As each farmer comes to the same conclusion, the pasture becomes overrun with cattle and eventually is worthless for grazing. Without limits on use, members of a group take advantage of the resource and selfishly exploit it for their own ends until it is exhausted. In Lloyd's example, the number of cattle grazing on the land was not a problem until their numbers grew to a tipping point and the pasture could no longer support them.
Hardin describes this process as a tragedy. In his own work Hardin views the world's natural and manufactured resources as the commons and overpopulation as the force that dooms it to inevitable destruction. Just as the grazing land was depleted, the earth's resources eventually will not be able to support the rapidly growing human population.

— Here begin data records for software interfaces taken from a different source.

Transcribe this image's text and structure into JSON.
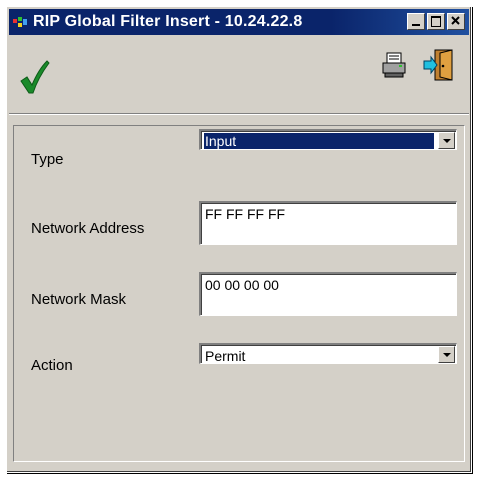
{
  "window": {
    "title": "RIP Global Filter Insert - 10.24.22.8"
  },
  "toolbar": {
    "ok_icon": "checkmark-icon",
    "print_icon": "printer-icon",
    "exit_icon": "exit-door-icon",
    "ok_color": "#1a8a2a"
  },
  "form": {
    "type_label": "Type",
    "type_value": "Input",
    "network_address_label": "Network Address",
    "network_address_value": "FF FF FF FF",
    "network_mask_label": "Network Mask",
    "network_mask_value": "00 00 00 00",
    "action_label": "Action",
    "action_value": "Permit"
  },
  "colors": {
    "title_bar": "#0a246a",
    "window_face": "#d4d0c8",
    "selection": "#0a246a"
  }
}
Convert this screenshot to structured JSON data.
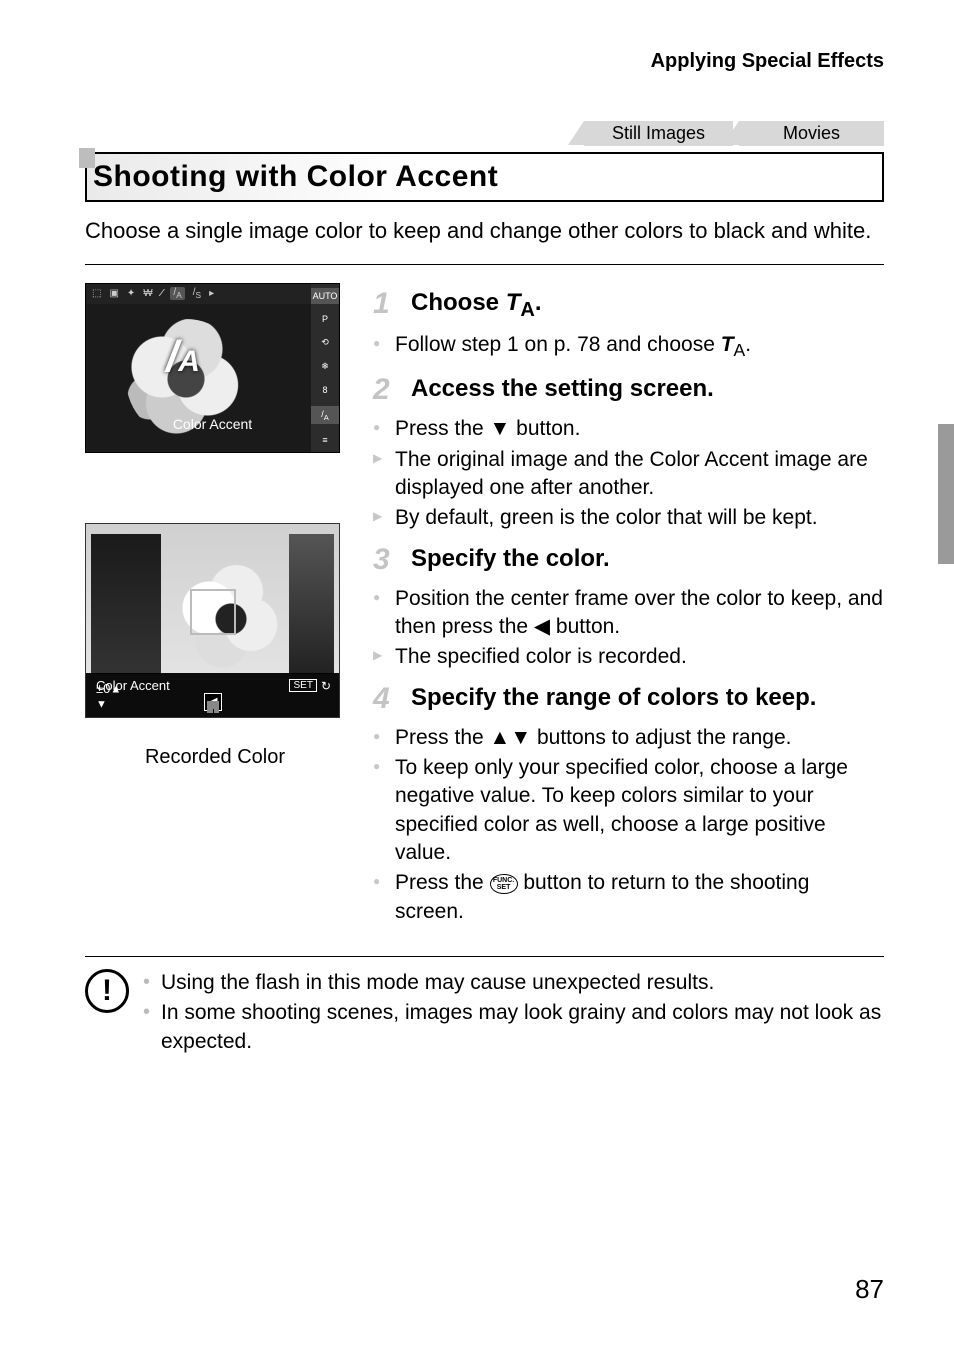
{
  "header": "Applying Special Effects",
  "tabs": {
    "a": "Still Images",
    "b": "Movies"
  },
  "section_title": "Shooting with Color Accent",
  "intro": "Choose a single image color to keep and change other colors to black and white.",
  "screenshot1": {
    "mode_label": "Color Accent",
    "brush_letter": "A",
    "rail": {
      "auto": "AUTO",
      "p": "P"
    }
  },
  "screenshot2": {
    "label": "Color Accent",
    "value": "±0",
    "set": "SET",
    "left_glyph": "◀"
  },
  "recorded_color_caption": "Recorded Color",
  "steps": {
    "s1": {
      "num": "1",
      "title_a": "Choose ",
      "title_icon": "T",
      "title_sub": "A",
      "title_b": ".",
      "b1_a": "Follow step 1 on p. 78 and choose ",
      "b1_b": "."
    },
    "s2": {
      "num": "2",
      "title": "Access the setting screen.",
      "b1_a": "Press the ",
      "b1_glyph": "▼",
      "b1_b": " button.",
      "b2": "The original image and the Color Accent image are displayed one after another.",
      "b3": "By default, green is the color that will be kept."
    },
    "s3": {
      "num": "3",
      "title": "Specify the color.",
      "b1_a": "Position the center frame over the color to keep, and then press the ",
      "b1_glyph": "◀",
      "b1_b": " button.",
      "b2": "The specified color is recorded."
    },
    "s4": {
      "num": "4",
      "title": "Specify the range of colors to keep.",
      "b1_a": "Press the ",
      "b1_glyph": "▲▼",
      "b1_b": " buttons to adjust the range.",
      "b2": "To keep only your specified color, choose a large negative value. To keep colors similar to your specified color as well, choose a large positive value.",
      "b3_a": "Press the ",
      "b3_func_top": "FUNC.",
      "b3_func_bot": "SET",
      "b3_b": " button to return to the shooting screen."
    }
  },
  "callout": {
    "c1": "Using the flash in this mode may cause unexpected results.",
    "c2": "In some shooting scenes, images may look grainy and colors may not look as expected."
  },
  "page_number": "87"
}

The earth's resources of clean air, water, minerals and ores, energy, and food sources are limited. At the same time a growing population increases demands on these resources as more people need basic necessities and desire goods and services to improve their quality of life. In turn this leads to more industrial production, resulting in air and water pollution; competition for control of land, oil, and mineral resources; and the destruction of oceans, rivers, and forests. When individuals, companies, or nations are at liberty to use as much of a shared resource as they want, they take an unfair share for their own use or exploit it without concern for others. Natural resources are depleted or destroyed ever faster, and the quality of human life, which depends on these resources, is endangered. Moreover, as individuals or nations compete for increasingly limited resources, the potential for devastating violence grows.
To protect and preserve shared resources, Hardin argues, use of the resource must be controlled by laws, controlled by social pressure, or maintained as private property. Overbreeding is an example of exploiting the commons, since large families and densely overpopulated regions use large portions of local, national, and global resources. Therefore, Hardin argues, like other individual freedoms, breeding must be regulated. Sexual urges and the desire for children are difficult to suppress, so encouraging voluntary abstinence is not a realistic option. For the benefit of all humanity, societies must find ways to coerce individuals to limit family size. According to Hardin, giving up the freedom to breed without limit would benefit all. Controlling birth rate and population size can free humanity of anxiety, famine, war, and deprivation.